Remix contests are all the rage lately, but quality is another thing altogether. I’m happy CDM is involved in a new contest with Dancetracks, however, because the ingredients of a contest that’s worth your time all all there.
First off, Seattle-based [Dave] Pezzner on freefrange is an artist worth noting. He’s a talented producer, has a great sense of sound, as has moved from commercial and television sound and music into being a breakout dance artist – something to which many CDM readers may aspire. He’s assembled just the kind of smart track we like:
Valldemossa was inspired initially by a tape recording I found of a boys choir recorded circa 1982, which was piped through an analog tape delay. The ending result of this tape recording was outstanding and left me with a gold mine of sounds to pick from. I built this song using a handful of my favorite tools, FL Studio, Ableton Live, Native Instruments Battery, Reaktor, D16 Phocyon, some sounds from the Mellotron M400 tape banks, Klanglabs Stompbud collection and Mixed in Key (as well as some keen direction from master and chief, Jimpster). Feel free to let loose and let your inner artist speak loudly. We’re excited to hear what you do!
Many contests claim they get you exposure, of course; it’s another thing to deliver. The winner of the Dirtybird Records Dancetracks contest last year, as covered on CDM, managed to net a deal for an EP with that Claude VonStroke-run label.
Of course, dangling promises of exposure and record deals is one thing – let’s talk loot. In this contest, the winning release (ultimately determined by the label) is a sure thing, along with other goodies:

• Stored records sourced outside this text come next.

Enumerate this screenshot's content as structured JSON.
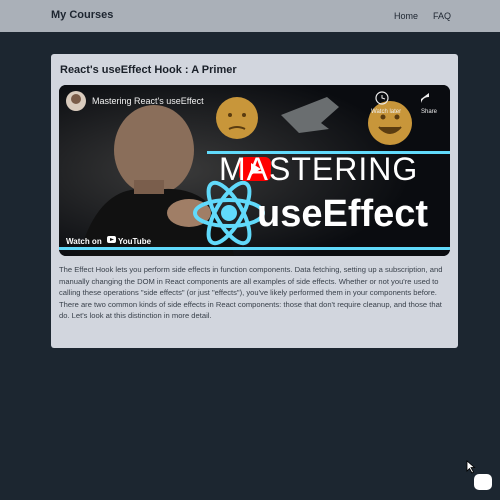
{
  "navbar": {
    "brand": "My Courses",
    "links": [
      {
        "label": "Home"
      },
      {
        "label": "FAQ"
      }
    ]
  },
  "card": {
    "title": "React's useEffect Hook : A Primer",
    "video": {
      "title": "Mastering React's useEffect",
      "headline_top": "MASTERING",
      "headline_bottom": "useEffect",
      "watch_on": "Watch on",
      "youtube": "YouTube",
      "watch_later": "Watch later",
      "share": "Share"
    },
    "description": "The Effect Hook lets you perform side effects in function components. Data fetching, setting up a subscription, and manually changing the DOM in React components are all examples of side effects. Whether or not you're used to calling these operations \"side effects\" (or just \"effects\"), you've likely performed them in your components before. There are two common kinds of side effects in React components: those that don't require cleanup, and those that do. Let's look at this distinction in more detail."
  },
  "colors": {
    "page_bg": "#1c2630",
    "navbar_bg": "#aab0b8",
    "card_bg": "#d2d6de",
    "react_blue": "#61dafb",
    "youtube_red": "#ff0000"
  }
}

Winning remix released digitally on Freerange, featured on Dancetracks
Dubspot NYC Professional Mixing & Mastering session ($1095) with private mixdown session*
Ableton Live 8
M-Audio CX5 Studiophile monitors
M-Audio Pro Tools M-Powerd 8
M-Audio Torque Conectiv
Glyph Technologies PortaGig 800 professional harddrive
Cluster Sound 20 Gigabytes of sounds
MONO Producer bag
$100 download credit on Dancetracks
Nor is Dancetracks just using this as an easy way to cash in — pre-warped stems for Ableton Live (or plain audio for everything else) are a free download.
The contest ends August 31.
Help Us Choose CDM’s Pick
If you do happen to enter, let us know here on CDM, as I’ll also offer a CDM Editor’s Choice Award to my favorite track. I know this musical genre is not everyone’s cup of tea, so I’ll be listening for something really unique and further out, and will make sure your work gets properly exposed. I sadly can’t offer lavish prizes, but I will have a dancetracks shirt and $50 certificate for you – plus coverage we like to think is priceless.
If you’ve entered something already, just send us a link. If not, let us know when you have.
When Remix Contests Go Bad
So, I’m just here pimping dancetracks, right? No, I went through those points carefully only to emphasize that most remix contests get this formula horribly, horribly wrong. And that’s a shame – this shouldn’t be rocket science. Cool track and artist + free download of stems + rich prize package + actual exposure = working remix contest. This should be a doable thing.
So, how is it that the formula often becomes variations of random track you want to shill + paid stem download as a quick cash earner + cheap prizes + exposure that’s anyone’s guess? As our friend Dave Dri – himself both a successful recorded (and performing) artist and musical journalist — puts it:
What is disappointing is the increasing frequency of major labels and their “independent” imprints in creating prize-less or obscene remix competitions, under the premise of “helping up-and-comers”. The fact is that a remixer can simply message or email another producer or label and offer their services with a great deal of success.
So where is the appeal of remix competitions that offer little in the way of an actual prize? Or having to purchase the remix parts from Beatport? Just where does “up-and-coming” translate to “exploitable”?
Check out the whole article for a no-BS take on remixing in general – remixing as business, and not just supposed remix culture.
Life at The Terminal with Dave Dri [Time Off, Australia]
I’m sure some will disagree with his take, so feel free to debate the merits of the argument in comments. But it is worth asking – maybe even about dancetracks’ contest, too; I’m happy to hear constructive criticism.
A thing for the sake of the thing tends to be useless. Remix contests can be a total waste of time – or they can be a powerful tool. But then, you can’t blame labels alone. It’s up to artists, too, to make the right call.